What to produce >> Filtering the records below, copy only those lines that include the word "value".

Component data from apps and pages >>
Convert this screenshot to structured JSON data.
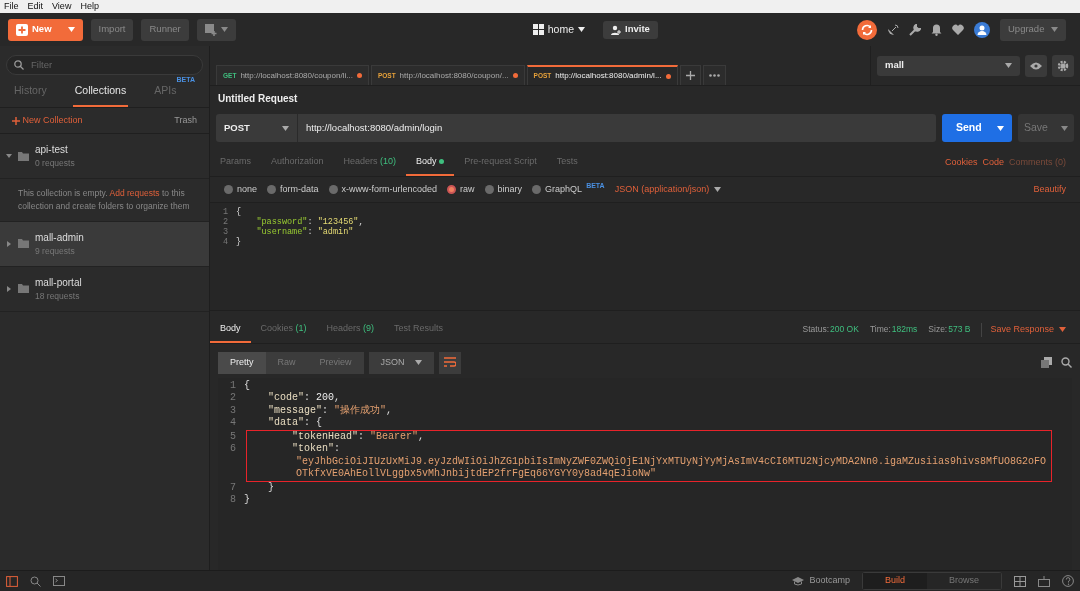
{
  "menu_bar": [
    "File",
    "Edit",
    "View",
    "Help"
  ],
  "header": {
    "new_button": "New",
    "import_button": "Import",
    "runner_button": "Runner",
    "workspace": "home",
    "invite_button": "Invite",
    "upgrade_button": "Upgrade"
  },
  "sidebar": {
    "filter_placeholder": "Filter",
    "tabs": [
      {
        "label": "History",
        "selected": false
      },
      {
        "label": "Collections",
        "selected": true
      },
      {
        "label": "APIs",
        "badge": "BETA",
        "selected": false
      }
    ],
    "new_collection": "New Collection",
    "trash": "Trash",
    "collections": [
      {
        "name": "api-test",
        "count": "0 requests",
        "expanded": true,
        "selected": false,
        "empty_before": "This collection is empty. ",
        "empty_link": "Add requests",
        "empty_after": " to this collection and create folders to organize them"
      },
      {
        "name": "mall-admin",
        "count": "9 requests",
        "expanded": false,
        "selected": true
      },
      {
        "name": "mall-portal",
        "count": "18 requests",
        "expanded": false,
        "selected": false
      }
    ]
  },
  "request_tabs": [
    {
      "method": "GET",
      "url": "http://localhost:8080/coupon/li...",
      "selected": false,
      "unsaved": true
    },
    {
      "method": "POST",
      "url": "http://localhost:8080/coupon/...",
      "selected": false,
      "unsaved": true
    },
    {
      "method": "POST",
      "url": "http://localhost:8080/admin/l...",
      "selected": true,
      "unsaved": true
    }
  ],
  "environment": "mall",
  "request": {
    "title": "Untitled Request",
    "method": "POST",
    "url": "http://localhost:8080/admin/login",
    "send_button": "Send",
    "save_button": "Save",
    "tabs": [
      {
        "label": "Params",
        "selected": false
      },
      {
        "label": "Authorization",
        "selected": false
      },
      {
        "label": "Headers",
        "count": "(10)",
        "selected": false
      },
      {
        "label": "Body",
        "dot": true,
        "selected": true
      },
      {
        "label": "Pre-request Script",
        "selected": false
      },
      {
        "label": "Tests",
        "selected": false
      }
    ],
    "links": [
      {
        "label": "Cookies",
        "disabled": false
      },
      {
        "label": "Code",
        "disabled": false
      },
      {
        "label": "Comments (0)",
        "disabled": true
      }
    ],
    "body_types": [
      {
        "label": "none",
        "selected": false
      },
      {
        "label": "form-data",
        "selected": false
      },
      {
        "label": "x-www-form-urlencoded",
        "selected": false
      },
      {
        "label": "raw",
        "selected": true
      },
      {
        "label": "binary",
        "selected": false
      },
      {
        "label": "GraphQL",
        "badge": "BETA",
        "selected": false
      }
    ],
    "format": "JSON (application/json)",
    "beautify": "Beautify",
    "code": [
      {
        "num": "1",
        "tokens": [
          {
            "kind": "punct",
            "text": "{"
          }
        ]
      },
      {
        "num": "2",
        "tokens": [
          {
            "kind": "key",
            "text": "    \"password\""
          },
          {
            "kind": "punct",
            "text": ": "
          },
          {
            "kind": "string",
            "text": "\"123456\""
          },
          {
            "kind": "punct",
            "text": ","
          }
        ]
      },
      {
        "num": "3",
        "tokens": [
          {
            "kind": "key",
            "text": "    \"username\""
          },
          {
            "kind": "punct",
            "text": ": "
          },
          {
            "kind": "string",
            "text": "\"admin\""
          }
        ]
      },
      {
        "num": "4",
        "tokens": [
          {
            "kind": "punct",
            "text": "}"
          }
        ]
      }
    ]
  },
  "response": {
    "tabs": [
      {
        "label": "Body",
        "selected": true
      },
      {
        "label": "Cookies",
        "count": "(1)",
        "selected": false
      },
      {
        "label": "Headers",
        "count": "(9)",
        "selected": false
      },
      {
        "label": "Test Results",
        "selected": false
      }
    ],
    "status": [
      {
        "label": "Status:",
        "value": "200 OK"
      },
      {
        "label": "Time:",
        "value": "182ms"
      },
      {
        "label": "Size:",
        "value": "573 B"
      }
    ],
    "save_response": "Save Response",
    "views": [
      {
        "label": "Pretty",
        "selected": true
      },
      {
        "label": "Raw",
        "selected": false
      },
      {
        "label": "Preview",
        "selected": false
      }
    ],
    "format": "JSON",
    "code": [
      {
        "num": "1",
        "tokens": [
          {
            "kind": "punct",
            "text": "{"
          }
        ]
      },
      {
        "num": "2",
        "tokens": [
          {
            "kind": "key",
            "text": "    \"code\""
          },
          {
            "kind": "punct",
            "text": ": "
          },
          {
            "kind": "number",
            "text": "200"
          },
          {
            "kind": "punct",
            "text": ","
          }
        ]
      },
      {
        "num": "3",
        "tokens": [
          {
            "kind": "key",
            "text": "    \"message\""
          },
          {
            "kind": "punct",
            "text": ": "
          },
          {
            "kind": "string",
            "text": "\"操作成功\""
          },
          {
            "kind": "punct",
            "text": ","
          }
        ]
      },
      {
        "num": "4",
        "tokens": [
          {
            "kind": "key",
            "text": "    \"data\""
          },
          {
            "kind": "punct",
            "text": ": {"
          }
        ]
      },
      {
        "num": "5",
        "highlighted": true,
        "tokens": [
          {
            "kind": "key",
            "text": "        \"tokenHead\""
          },
          {
            "kind": "punct",
            "text": ": "
          },
          {
            "kind": "string",
            "text": "\"Bearer\""
          },
          {
            "kind": "punct",
            "text": ","
          }
        ]
      },
      {
        "num": "6",
        "highlighted": true,
        "tokens": [
          {
            "kind": "key",
            "text": "        \"token\""
          },
          {
            "kind": "punct",
            "text": ":"
          }
        ]
      },
      {
        "highlighted": true,
        "tokens": [
          {
            "kind": "string",
            "text": "\"eyJhbGciOiJIUzUxMiJ9.eyJzdWIiOiJhZG1pbiIsImNyZWF0ZWQiOjE1NjYxMTUyNjYyMjAsImV4cCI6MTU2NjcyMDA2Nn0.igaMZusiias9hivs8MfUO8G2oFOOTkfxVE0AhEollVLggbx5vMhJnbijtdEP2frFgEq66YGYY0y8ad4qEJioNw\""
          }
        ]
      },
      {
        "num": "7",
        "tokens": [
          {
            "kind": "punct",
            "text": "    }"
          }
        ]
      },
      {
        "num": "8",
        "tokens": [
          {
            "kind": "punct",
            "text": "}"
          }
        ]
      }
    ]
  },
  "status_bar": {
    "bootcamp": "Bootcamp",
    "modes": [
      {
        "label": "Build",
        "selected": true
      },
      {
        "label": "Browse",
        "selected": false
      }
    ]
  }
}
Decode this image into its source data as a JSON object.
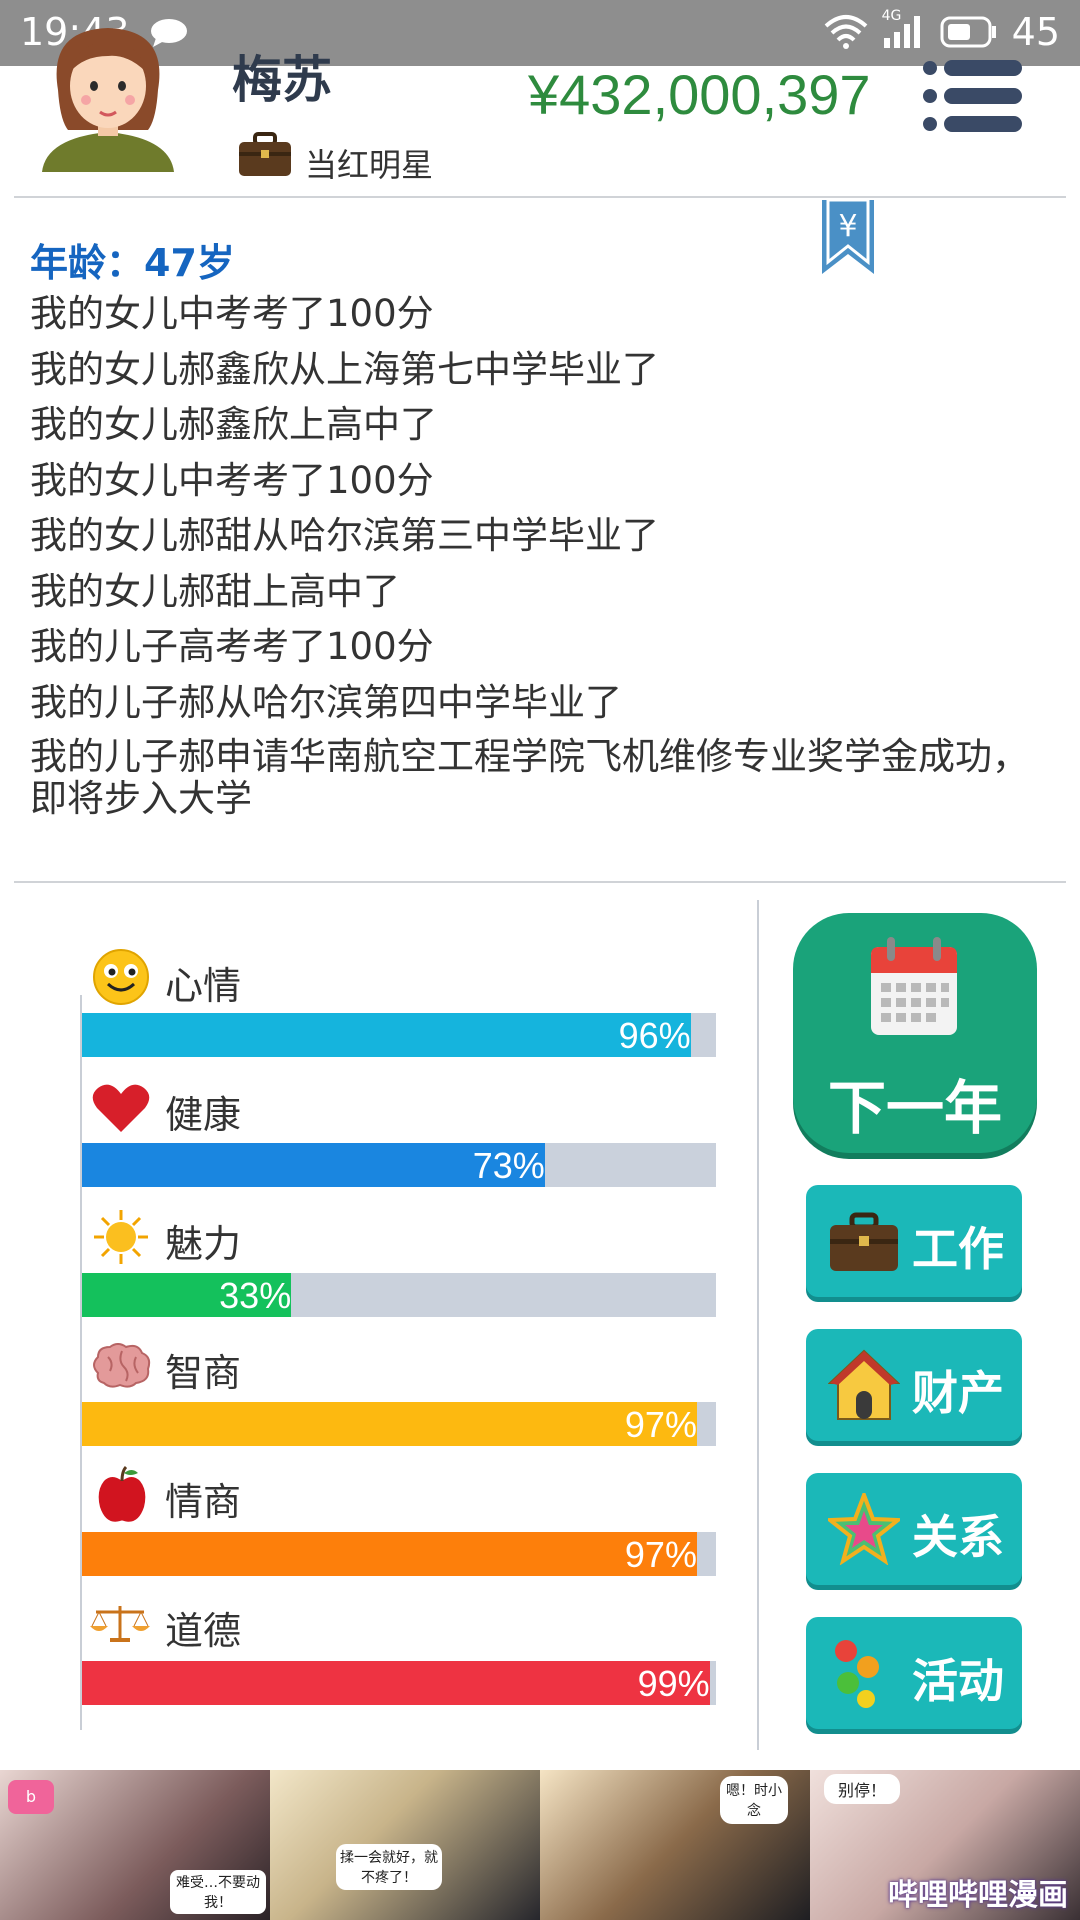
{
  "statusbar": {
    "time": "19:43",
    "network": "4G",
    "battery": "45"
  },
  "profile": {
    "name": "梅苏",
    "job": "当红明星",
    "money": "¥432,000,397"
  },
  "log": {
    "age": "年龄：47岁",
    "entries": [
      "我的女儿中考考了100分",
      "我的女儿郝鑫欣从上海第七中学毕业了",
      "我的女儿郝鑫欣上高中了",
      "我的女儿中考考了100分",
      "我的女儿郝甜从哈尔滨第三中学毕业了",
      "我的女儿郝甜上高中了",
      "我的儿子高考考了100分",
      "我的儿子郝从哈尔滨第四中学毕业了",
      "我的儿子郝申请华南航空工程学院飞机维修专业奖学金成功，即将步入大学"
    ]
  },
  "stats": [
    {
      "label": "心情",
      "icon": "smiley-icon",
      "value": 0.96,
      "text": "96%",
      "color": "#15b4dd"
    },
    {
      "label": "健康",
      "icon": "heart-icon",
      "value": 0.73,
      "text": "73%",
      "color": "#1a86e0"
    },
    {
      "label": "魅力",
      "icon": "sun-icon",
      "value": 0.33,
      "text": "33%",
      "color": "#14c15c"
    },
    {
      "label": "智商",
      "icon": "brain-icon",
      "value": 0.97,
      "text": "97%",
      "color": "#fdb910"
    },
    {
      "label": "情商",
      "icon": "apple-icon",
      "value": 0.97,
      "text": "97%",
      "color": "#fd7f0b"
    },
    {
      "label": "道德",
      "icon": "scales-icon",
      "value": 0.99,
      "text": "99%",
      "color": "#ee3342"
    }
  ],
  "actions": {
    "next_year": "下一年",
    "work": "工作",
    "assets": "财产",
    "relations": "关系",
    "activities": "活动"
  },
  "ad": {
    "caption": "哔哩哔哩漫画",
    "bubbles": [
      "难受…不要动我！",
      "揉一会就好，就不疼了！",
      "嗯！时小念",
      "别停！"
    ]
  },
  "colors": {
    "money": "#2e8b3e",
    "age": "#1565c0",
    "next_year_bg": "#1aa37a",
    "side_btn_bg": "#1bb8b8"
  }
}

Result below >>
        "value": "200 OK"
        "value": "182ms"
        "value": "573 B"
      "value": 0.96,
      "value": 0.73,
      "value": 0.33,
      "value": 0.97,
      "value": 0.97,
      "value": 0.99,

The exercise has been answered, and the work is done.